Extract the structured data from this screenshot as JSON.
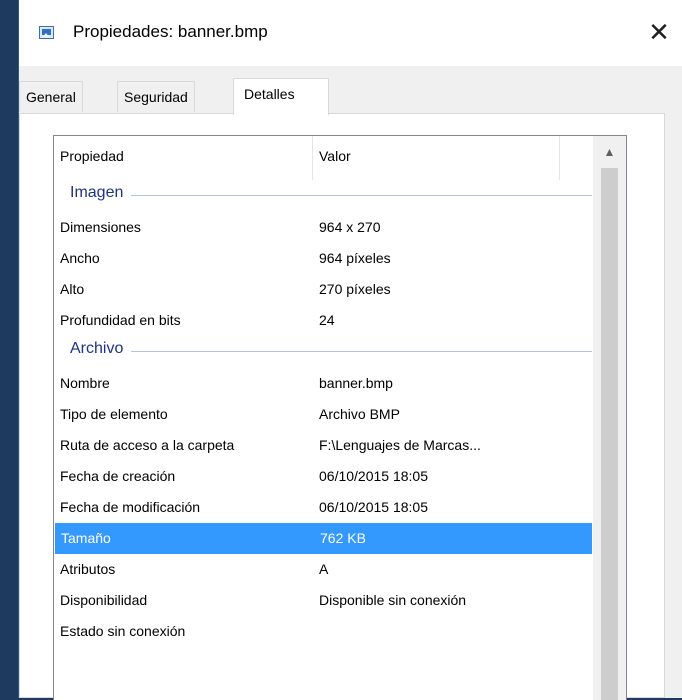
{
  "window": {
    "title": "Propiedades: banner.bmp",
    "close_label": "✕"
  },
  "tabs": [
    {
      "label": "General",
      "active": false
    },
    {
      "label": "Seguridad",
      "active": false
    },
    {
      "label": "Detalles",
      "active": true
    }
  ],
  "details": {
    "headers": {
      "property": "Propiedad",
      "value": "Valor"
    },
    "groups": [
      {
        "title": "Imagen",
        "rows": [
          {
            "property": "Dimensiones",
            "value": "964 x 270"
          },
          {
            "property": "Ancho",
            "value": "964 píxeles"
          },
          {
            "property": "Alto",
            "value": "270 píxeles"
          },
          {
            "property": "Profundidad en bits",
            "value": "24"
          }
        ]
      },
      {
        "title": "Archivo",
        "rows": [
          {
            "property": "Nombre",
            "value": "banner.bmp"
          },
          {
            "property": "Tipo de elemento",
            "value": "Archivo BMP"
          },
          {
            "property": "Ruta de acceso a la carpeta",
            "value": "F:\\Lenguajes de Marcas..."
          },
          {
            "property": "Fecha de creación",
            "value": "06/10/2015 18:05"
          },
          {
            "property": "Fecha de modificación",
            "value": "06/10/2015 18:05"
          },
          {
            "property": "Tamaño",
            "value": "762 KB",
            "selected": true
          },
          {
            "property": "Atributos",
            "value": "A"
          },
          {
            "property": "Disponibilidad",
            "value": "Disponible sin conexión"
          },
          {
            "property": "Estado sin conexión",
            "value": ""
          }
        ]
      }
    ]
  },
  "icons": {
    "title_icon": "image-file-icon",
    "scroll_up": "scroll-up-arrow-icon"
  },
  "colors": {
    "selection": "#3399ff",
    "group_title": "#1e3287"
  }
}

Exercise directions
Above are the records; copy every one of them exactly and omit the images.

Written answer
Extract the structured data from this screenshot as JSON.
{
  "window": {
    "title": "Propiedades: banner.bmp",
    "close_label": "✕"
  },
  "tabs": [
    {
      "label": "General",
      "active": false
    },
    {
      "label": "Seguridad",
      "active": false
    },
    {
      "label": "Detalles",
      "active": true
    }
  ],
  "details": {
    "headers": {
      "property": "Propiedad",
      "value": "Valor"
    },
    "groups": [
      {
        "title": "Imagen",
        "rows": [
          {
            "property": "Dimensiones",
            "value": "964 x 270"
          },
          {
            "property": "Ancho",
            "value": "964 píxeles"
          },
          {
            "property": "Alto",
            "value": "270 píxeles"
          },
          {
            "property": "Profundidad en bits",
            "value": "24"
          }
        ]
      },
      {
        "title": "Archivo",
        "rows": [
          {
            "property": "Nombre",
            "value": "banner.bmp"
          },
          {
            "property": "Tipo de elemento",
            "value": "Archivo BMP"
          },
          {
            "property": "Ruta de acceso a la carpeta",
            "value": "F:\\Lenguajes de Marcas..."
          },
          {
            "property": "Fecha de creación",
            "value": "06/10/2015 18:05"
          },
          {
            "property": "Fecha de modificación",
            "value": "06/10/2015 18:05"
          },
          {
            "property": "Tamaño",
            "value": "762 KB",
            "selected": true
          },
          {
            "property": "Atributos",
            "value": "A"
          },
          {
            "property": "Disponibilidad",
            "value": "Disponible sin conexión"
          },
          {
            "property": "Estado sin conexión",
            "value": ""
          }
        ]
      }
    ]
  },
  "icons": {
    "title_icon": "image-file-icon",
    "scroll_up": "scroll-up-arrow-icon"
  },
  "colors": {
    "selection": "#3399ff",
    "group_title": "#1e3287"
  }
}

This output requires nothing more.